The Central Conflict, Climax and Resolution in “The Minister’s Black Veil”
This essay will analyze Nathaniel Hawthorne’s “The Minister’s Black Veil” to determine the central conflict in the tale, its climax and partial resolution, using the essays of literary critics to help in this interpretation.
In the opinion of this reader, the central conflicts – the relation between the protagonist and antagonist (Abrams 225) – in the tale are an internal one, a spiritual-moral conflict within the minister, the Reverend Mr. Hooper, and an external one with the world at large represented by the congregation. Wilson Sullivan in “Nathaniel Hawthorne” tells where the author got the idea of a conflict between good and evil:
He looked back, deeply back into America’s Puritan past, the era of the New England theocracy, when the conflict of good and evil, freedom and tyranny, love and hatred was more explicit, more rigidly defined, free of the ambiguities of an increasingly pluralistic society, governed by a shared morality (70).
At the outset of the tale, “The Minister’s Black Veil,” the sexton is tolling the church bell and simultaneously watching Mr. Hooper’s door, when suddenly he says, “But what has good Parson Hooper got upon his face?” The surprise which the sexton displayed is repeated in the astonishment of the onlookers: “With one accord they started, expressing more wonder. . .” The reason is this: “Swathed about his forehead, and hanging down over his face, so low as to be shaken by his breath” is a black veil. The 30 year old, unmarried parson receives a variety of reactions from his congregation:
“I can’t really feel as if good Mr. Hooper’s face was behind that piece of crape”
“He has changed himself into something awful, only by hiding his face”
“Our parson has gone mad!”

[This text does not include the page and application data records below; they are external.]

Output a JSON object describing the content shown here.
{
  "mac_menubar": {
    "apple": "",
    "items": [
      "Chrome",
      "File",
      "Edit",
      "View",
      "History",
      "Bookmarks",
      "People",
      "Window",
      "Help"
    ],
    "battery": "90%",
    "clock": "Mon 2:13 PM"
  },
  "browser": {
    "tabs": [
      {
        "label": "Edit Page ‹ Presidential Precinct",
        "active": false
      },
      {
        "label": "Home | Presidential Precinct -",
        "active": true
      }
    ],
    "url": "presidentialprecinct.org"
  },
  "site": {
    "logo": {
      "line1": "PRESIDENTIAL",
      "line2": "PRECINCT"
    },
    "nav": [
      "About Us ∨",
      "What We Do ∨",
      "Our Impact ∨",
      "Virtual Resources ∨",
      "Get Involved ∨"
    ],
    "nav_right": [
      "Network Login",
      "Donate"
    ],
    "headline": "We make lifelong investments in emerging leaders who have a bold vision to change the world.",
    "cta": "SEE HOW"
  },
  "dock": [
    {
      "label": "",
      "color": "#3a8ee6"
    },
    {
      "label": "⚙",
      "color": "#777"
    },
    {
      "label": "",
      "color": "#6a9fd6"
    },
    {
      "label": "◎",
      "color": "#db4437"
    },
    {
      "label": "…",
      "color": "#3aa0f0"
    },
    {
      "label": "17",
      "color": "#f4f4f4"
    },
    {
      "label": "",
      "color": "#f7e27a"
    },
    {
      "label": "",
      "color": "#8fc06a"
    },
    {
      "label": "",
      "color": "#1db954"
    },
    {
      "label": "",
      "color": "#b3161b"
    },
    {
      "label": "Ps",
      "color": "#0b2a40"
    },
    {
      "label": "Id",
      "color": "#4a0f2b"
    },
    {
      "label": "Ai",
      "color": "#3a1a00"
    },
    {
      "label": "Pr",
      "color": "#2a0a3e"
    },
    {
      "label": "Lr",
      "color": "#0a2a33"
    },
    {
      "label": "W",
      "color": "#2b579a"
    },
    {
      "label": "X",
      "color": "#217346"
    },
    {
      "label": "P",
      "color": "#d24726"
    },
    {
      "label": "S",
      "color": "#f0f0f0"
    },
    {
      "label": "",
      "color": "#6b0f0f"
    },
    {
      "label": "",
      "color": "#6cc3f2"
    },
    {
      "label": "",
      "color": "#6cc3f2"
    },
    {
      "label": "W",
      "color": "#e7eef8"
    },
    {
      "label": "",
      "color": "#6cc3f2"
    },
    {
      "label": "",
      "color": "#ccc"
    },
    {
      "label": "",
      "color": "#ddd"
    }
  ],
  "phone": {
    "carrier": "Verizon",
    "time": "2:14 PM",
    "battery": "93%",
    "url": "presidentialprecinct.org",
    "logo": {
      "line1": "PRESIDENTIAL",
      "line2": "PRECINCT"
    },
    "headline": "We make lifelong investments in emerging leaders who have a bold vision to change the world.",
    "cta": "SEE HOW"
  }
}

Few could refrain from twisting their heads towards the door. . . .
. . . more than one woman of delicate nerves was forced to leave the
At this point begins the external conflict of the drama – between the minister and the people of his congregation, which will last until his death. Except for the sable veil, Reverend Hooper is quite a compatible and sociable personality:
Mr. Hooper had the reputation of a good preacher, but not an energetic one: he strove to win his people heavenward by mild, persuasive influences, rather than to drive them thither by the thunders of the Word.